Clay City, KY Train Accident, Jul 1901
DEAF MUTE WAS KILLED
ALEXANDER AINES WALKED IN FRONT OF L. & E. ENGINE.
News was received here last evening of the tragic death at Clay City of Alexander Aines, a deaf mute laborer, aged 45 years, who was struck by train No. 3 of the L. & E. a little West of Roslin, a station seven miles East of Clay City.
Aines was tramping along the track from Clay City about 4:30 o'clock when first seen by engineer J. H. Combs, whose train was speeding towards Clay City. The whistle was used vigorously and Aines stepped from off the track. The man seems, however, not to have seen the train and started to cross the track again. Engineer Combs, now very near him, put on air brakes with such force that the train slid along the track. He was too late, the cowcatcher striking Aines and tossing him off the track.
When picked up by the engineer and Conductor Sam Martin, life was almost extinct in Aines, he having been struck on the left side, crushing it. He was placed on the train and taken to Clay City, where Dr. Irvin attended. He was placed in a wagon and started to the home of his sister, Mrs. Frazier, at Pompey Branch, a short distance of Clay City. While on the way there he breathed his last, never having recovered consciousness.

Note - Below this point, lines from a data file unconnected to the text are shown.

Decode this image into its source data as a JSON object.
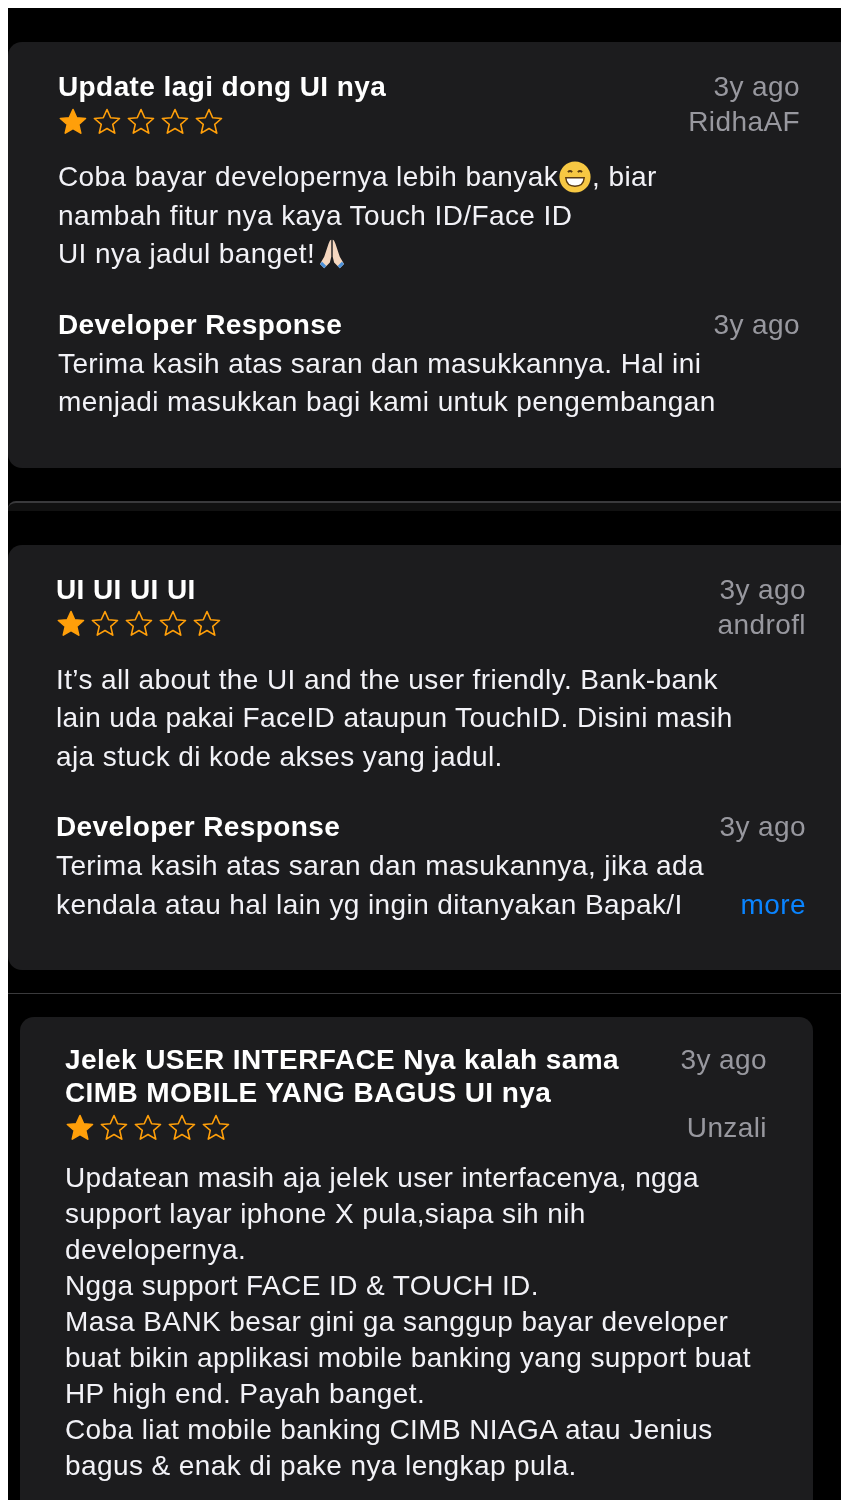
{
  "reviews": [
    {
      "title": "Update lagi dong UI nya",
      "date": "3y ago",
      "author": "RidhaAF",
      "stars": 1,
      "body": [
        [
          {
            "kind": "text",
            "text": "Coba bayar developernya lebih banyak"
          },
          {
            "kind": "grin"
          },
          {
            "kind": "text",
            "text": ", biar"
          }
        ],
        [
          {
            "kind": "text",
            "text": "nambah fitur nya kaya Touch ID/Face ID"
          }
        ],
        [
          {
            "kind": "text",
            "text": "UI nya jadul banget!"
          },
          {
            "kind": "pray"
          }
        ]
      ],
      "response": {
        "label": "Developer Response",
        "date": "3y ago",
        "lines": [
          "Terima kasih atas saran dan masukkannya. Hal ini",
          "menjadi masukkan bagi kami untuk pengembangan"
        ]
      }
    },
    {
      "title": "UI UI UI UI",
      "date": "3y ago",
      "author": "androfl",
      "stars": 1,
      "body": [
        [
          {
            "kind": "text",
            "text": "It’s all about the UI and the user friendly. Bank-bank"
          }
        ],
        [
          {
            "kind": "text",
            "text": "lain uda pakai FaceID ataupun TouchID. Disini masih"
          }
        ],
        [
          {
            "kind": "text",
            "text": "aja stuck di kode akses yang jadul."
          }
        ]
      ],
      "response": {
        "label": "Developer Response",
        "date": "3y ago",
        "lines": [
          "Terima kasih atas saran dan masukannya, jika ada",
          "kendala atau hal lain yg ingin ditanyakan Bapak/I"
        ],
        "more": "more"
      }
    },
    {
      "title": "Jelek USER INTERFACE Nya kalah sama CIMB MOBILE YANG BAGUS UI nya",
      "date": "3y ago",
      "author": "Unzali",
      "stars": 1,
      "body": [
        [
          {
            "kind": "text",
            "text": "Updatean masih aja jelek user interfacenya, ngga"
          }
        ],
        [
          {
            "kind": "text",
            "text": "support layar iphone X pula,siapa sih nih"
          }
        ],
        [
          {
            "kind": "text",
            "text": "developernya."
          }
        ],
        [
          {
            "kind": "text",
            "text": "Ngga support FACE ID & TOUCH ID."
          }
        ],
        [
          {
            "kind": "text",
            "text": "Masa BANK besar gini ga sanggup bayar developer"
          }
        ],
        [
          {
            "kind": "text",
            "text": "buat bikin applikasi mobile banking yang support buat"
          }
        ],
        [
          {
            "kind": "text",
            "text": "HP high end. Payah banget."
          }
        ],
        [
          {
            "kind": "text",
            "text": "Coba liat mobile banking CIMB NIAGA atau Jenius"
          }
        ],
        [
          {
            "kind": "text",
            "text": "bagus & enak di pake nya lengkap pula."
          }
        ]
      ]
    }
  ]
}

Aines was unmarried and had no close relatives than his sister, Mrs. Frazier. He was a well known character about Clay City and was liked by all.

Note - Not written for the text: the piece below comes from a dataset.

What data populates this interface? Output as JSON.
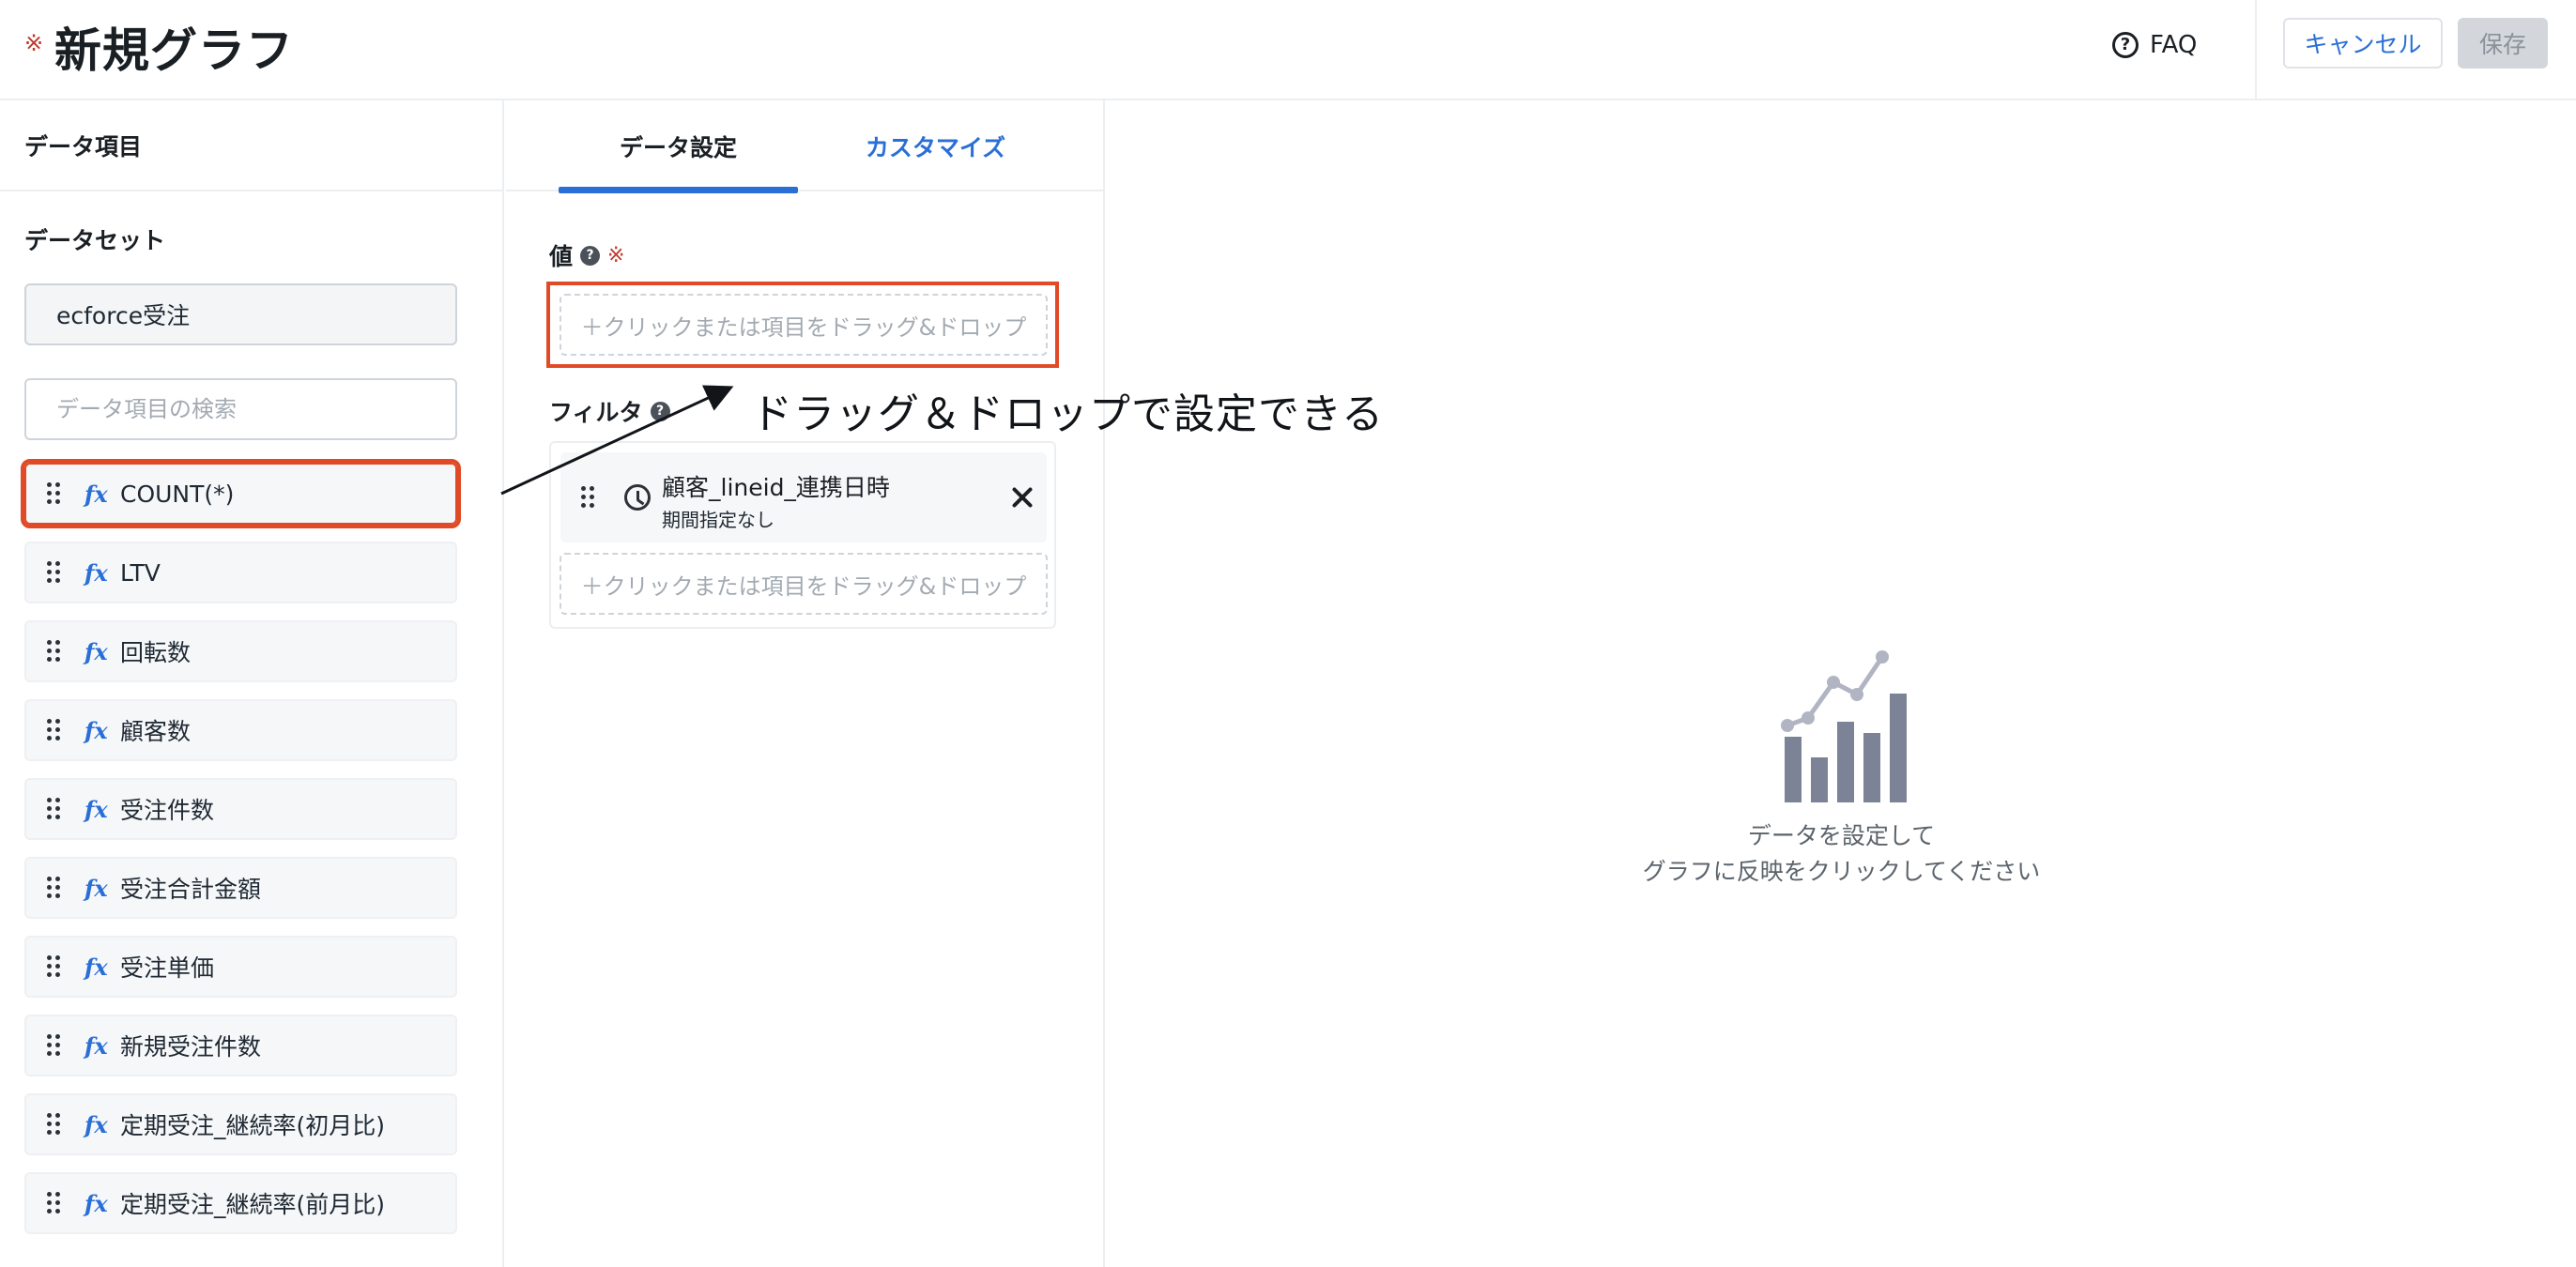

A peculiar fact in connection with the death of Aines is that this was the third time he had been struck and dangerously injured by an engine. About seven years ago, late one evening, he was walking along the L. & E. tracks at Dundee when he was struck and thrown seventy feet through a barbed wire fence. Besides minor injuries both legs and arms were broken and the physicians considered it almost a miracle that he recovered.

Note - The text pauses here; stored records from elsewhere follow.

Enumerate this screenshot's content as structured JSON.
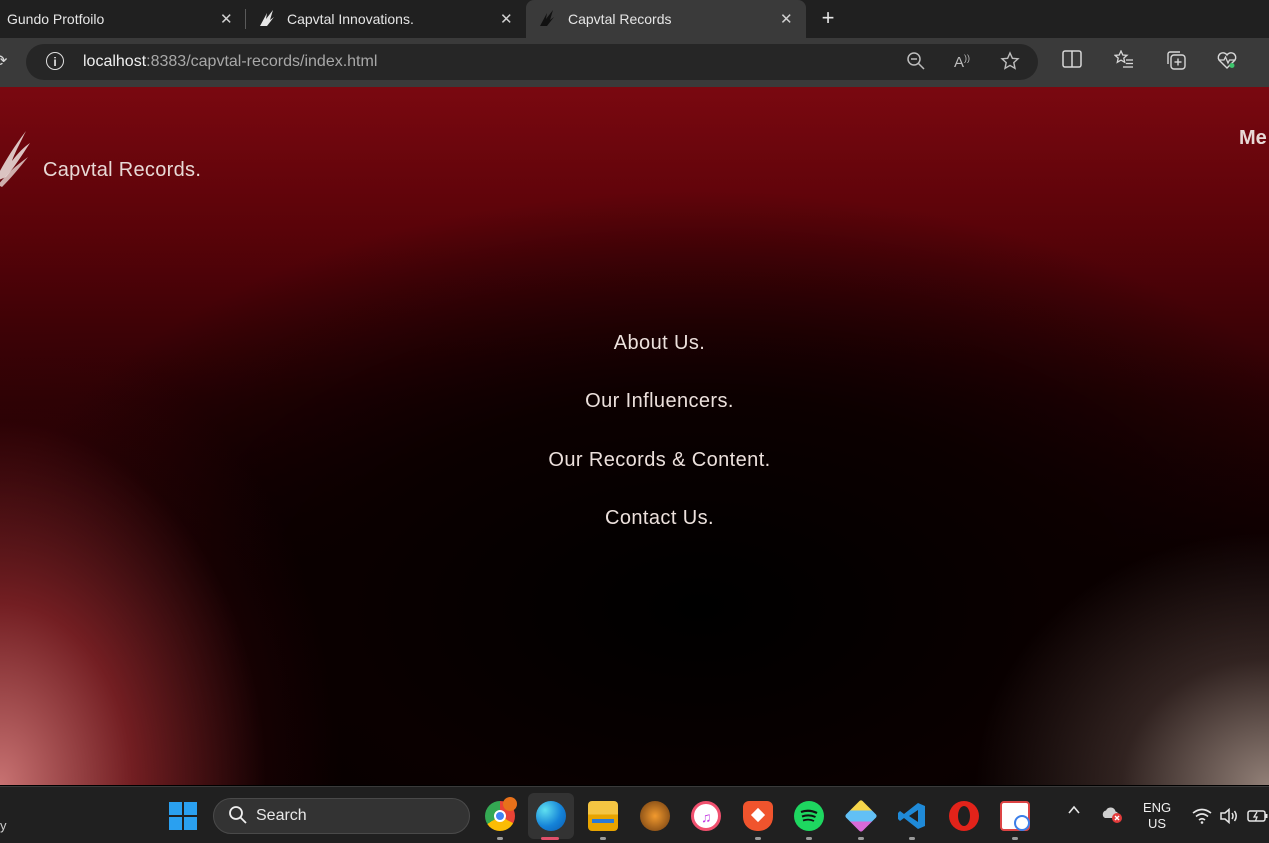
{
  "browser": {
    "tabs": [
      {
        "title": "Gundo Protfoilo",
        "active": false
      },
      {
        "title": "Capvtal Innovations.",
        "active": false
      },
      {
        "title": "Capvtal Records",
        "active": true
      }
    ],
    "close_glyph": "✕",
    "new_tab_glyph": "+",
    "url_host": "localhost",
    "url_rest": ":8383/capvtal-records/index.html",
    "info_glyph": "i"
  },
  "site": {
    "brand": "Capvtal Records.",
    "menu_label": "Me",
    "nav": [
      {
        "label": "About Us."
      },
      {
        "label": "Our Influencers."
      },
      {
        "label": "Our Records & Content."
      },
      {
        "label": "Contact Us."
      }
    ],
    "colors": {
      "top": "#7a0810",
      "mid": "#2a0104",
      "text": "#ece0dc"
    }
  },
  "taskbar": {
    "search_label": "Search",
    "lang_line1": "ENG",
    "lang_line2": "US",
    "left_edge_text": "y",
    "apps": [
      "chrome-icon",
      "edge-icon",
      "file-explorer-icon",
      "fl-studio-icon",
      "itunes-icon",
      "brave-icon",
      "spotify-icon",
      "box-app-icon",
      "vscode-icon",
      "opera-icon",
      "snipping-tool-icon"
    ]
  }
}
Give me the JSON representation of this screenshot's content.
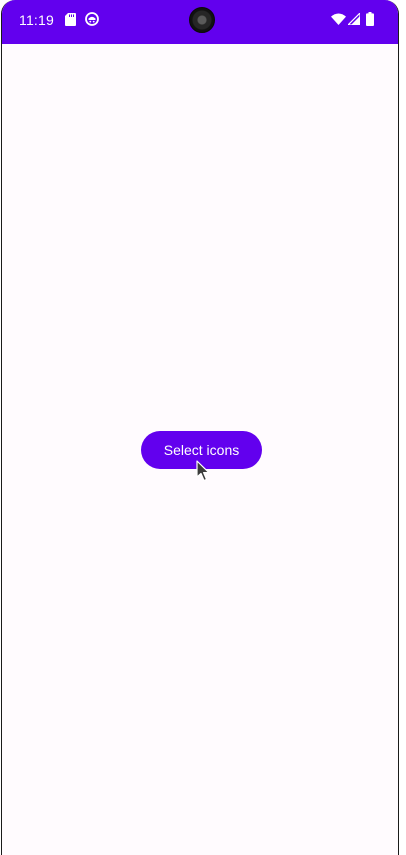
{
  "status_bar": {
    "time": "11:19",
    "background_color": "#6200ee",
    "left_icons": [
      "sd-card-icon",
      "app-notification-icon"
    ],
    "right_icons": [
      "wifi-icon",
      "cell-signal-icon",
      "battery-icon"
    ]
  },
  "main": {
    "select_button_label": "Select icons",
    "accent_color": "#6200ee",
    "background_color": "#fffbfe"
  }
}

Three years ago while on the C. & O. railroad track near Winchester he was hit by an engine and seriously hurt.
The Morning Herald, Lexington, KY 17 Jul 1901